However, joking aside when I do use manual therapy, just as the guidelines state it most certainly is only ever with exercise or education, and only because the patient has expressed high expectations or preferences for it, and only then if I think it will not cause a loss of self efficacy, or develop a reliance, or reinforce any false or negative beliefs.
I personally think the recent NICE guidelines for low back pain and sciatica are a triumph for sicence and evidence based practice at last, and all those involved with them should be proud. I’m also glad that this little spat with Alan, and these summary charts of ours has perhaps made a few more people go and read them. I think they offer a clear, simple framework for healthcare professionals to follow when dealing with patients with back pain and sciatica, and I still think my summary chart is a fair interpretation of the key points they make, but hey i’m biased!

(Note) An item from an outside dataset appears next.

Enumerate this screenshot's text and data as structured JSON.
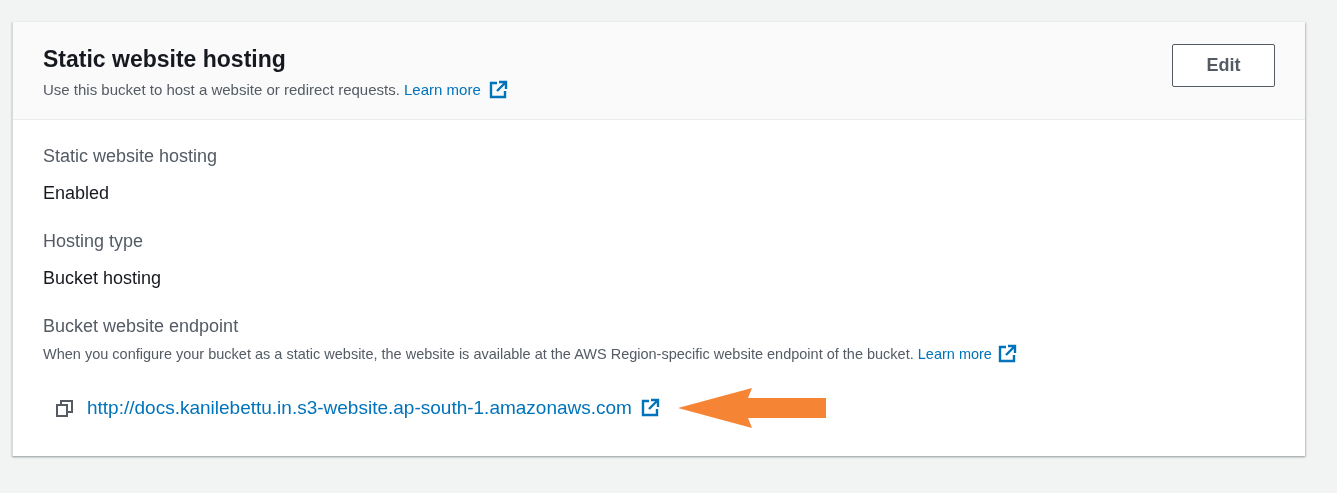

Lets also not forget that these are only guidelines, and so are going to be open to everyones interpretation. Exercise advocates will focus on and emphasis the exercise bits (just to be clear again, I’m an exercise advocate). Manual therapy advocates will focus on and emphasis the manual therapy bits. Psychological advocates will focus on and emphasis the psychological bits. Acupuncture advocates will focus on and… oh hang on… no one really cares about what they think any more!
Finally, I will once again declare my preference and biases to all who care to read or listen to anything I have to say, that I will always be an advocate for, and will always promote active and educational interventions over any passive ones. And unless strong robust evidence tells me other wise, I will always continue to steer people away from all the passive interventions, such as manual therapy, electrotherapy, needles, tapes, braces, corsets, injections etc and direct them towards increased physical activity, behaviour and lifestyle changes, and ultimately self management.
And I will never, ever apologise for this.
As always, thanks for reading